BMT --- some reflections
We have reported to you a great deal of information about Cameroon during the last academic year. We hope that you have been impressed with the wonderful natural and human resources it has. Looking back, we are happy that we made the trip and learned more about the world we live in. Life is definitely more than just living! Last week, we talked a bit more about the people in Cameroon. This week we want to tell you about something which we believe needs to be changed for Cameroon.
If you asked us what is the thing that bothered us the most in Cameroon, we could easily tell you! It is not that the toilets do not have seats on them. It is not that we sometimes had no water and /or electricity. It is not that you can see garbage or people urinating on the side of a street. It is not that you can not get a roasted duck for dinner once in a while. It is not that you have to bargain to buy almost anything without paying a color tax. Oh, yes, these things bothered us, they were very different from what we are used to. But we believe that all these could be changed easily as the life style changes in Cameroon. We saw the big change of road conditions in Buea. When we first got there, the pot holes were every where, we bumped every day in the dust to and from the University. Last month, before we left, the road was more or less done. We could go to the University in one third or a quarter of the previous time. The internet connection was painfully slow 8 months ago, and now the satellite connections have speed comparable to anywhere in the world. So what bothered us the most??? It was BMT - Black Man's Time.
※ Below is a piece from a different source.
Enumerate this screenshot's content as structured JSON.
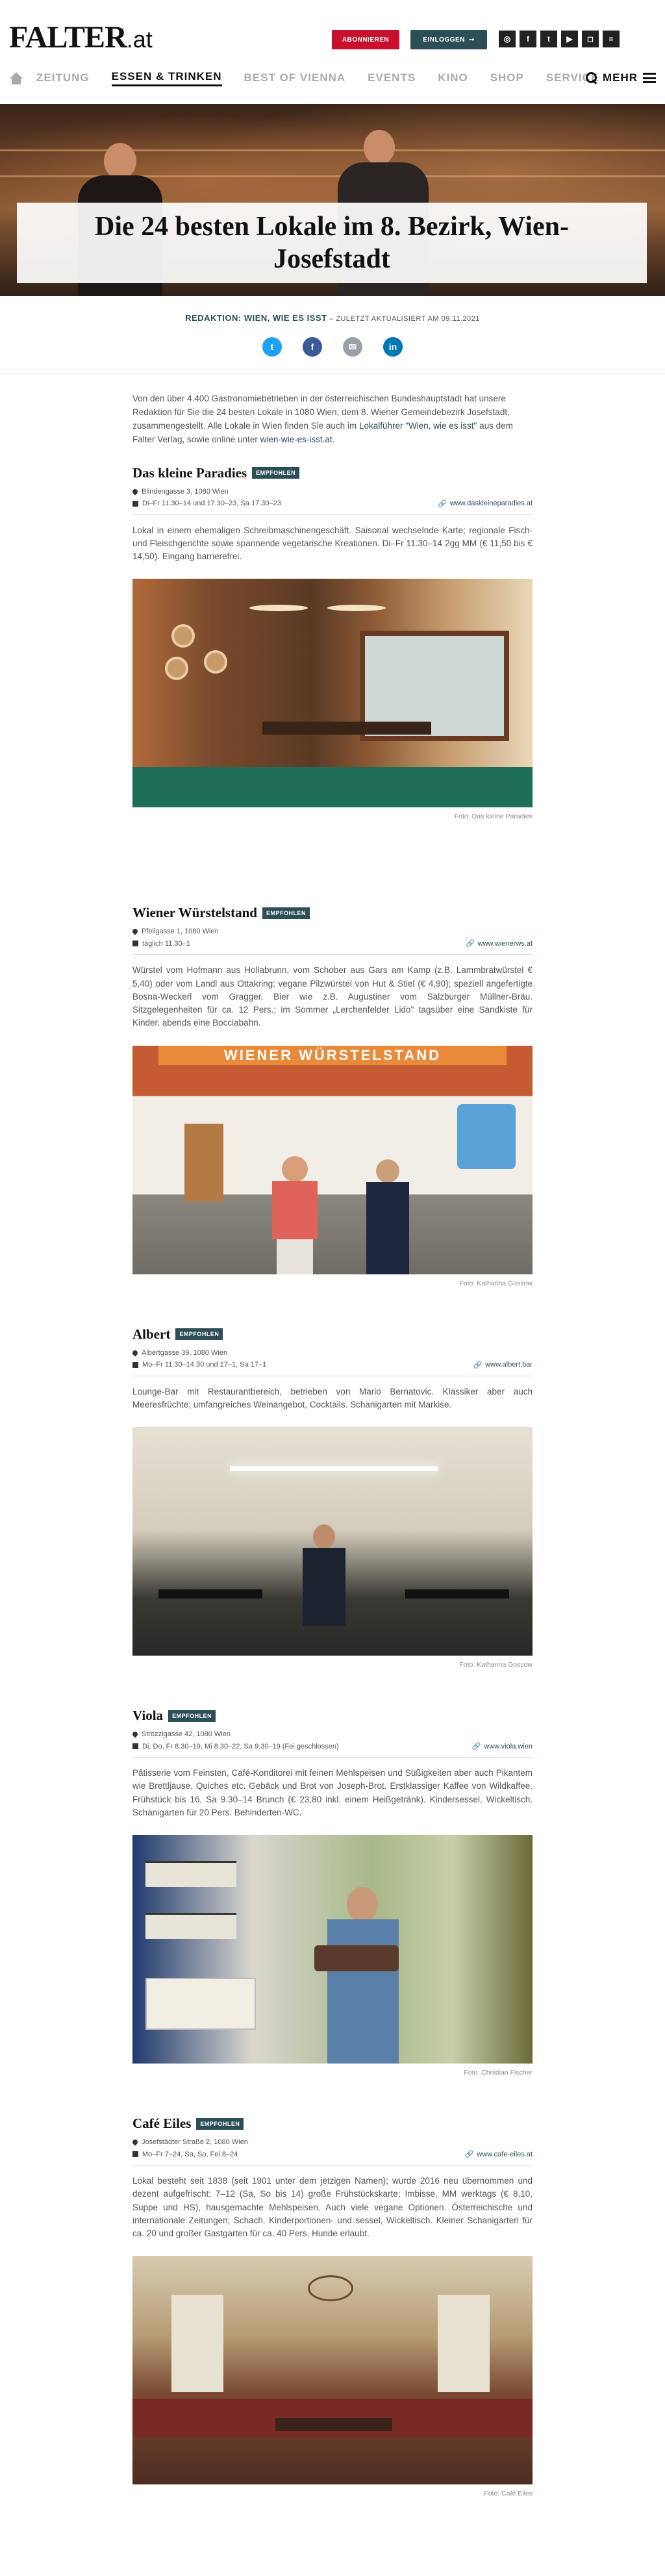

The tradition of BMT may have started a long time ago. Unfortunately highly educated people in academic institutions are not trying to correct this bad habit. For example, the announcement for the official faculty meeting to open the university may say in writing that it would start promptly at 9am. It might start two and half hours later. A concert program would tell you that the chorus will start to march in at 6:30pm, but it actually started after 8:30pm. It is bad enough to waste so much of everyone's time and energy. It is the starting point to teach young people that what they say and what they write down do not mean anything. Things could be changed however one likes, if one has the power. It also teaches young people that there is no right or wrong - things are always decided by the one with power. The implication of not keeping time on purpose is enormous. If you can not do this simple act of keeping time, how are you going to keep corruption out of society, how are you going to uphold other rules and laws of the government. This sounds too serious, but if you think about this we believe that you will see the connections. If Cameroon is to catch up with the rest of the industrial world, it must follow some rules which go against its grain. We do hope that people in leadership roles in Cameroon will understand our concern about this point and start some initiatives to make changes.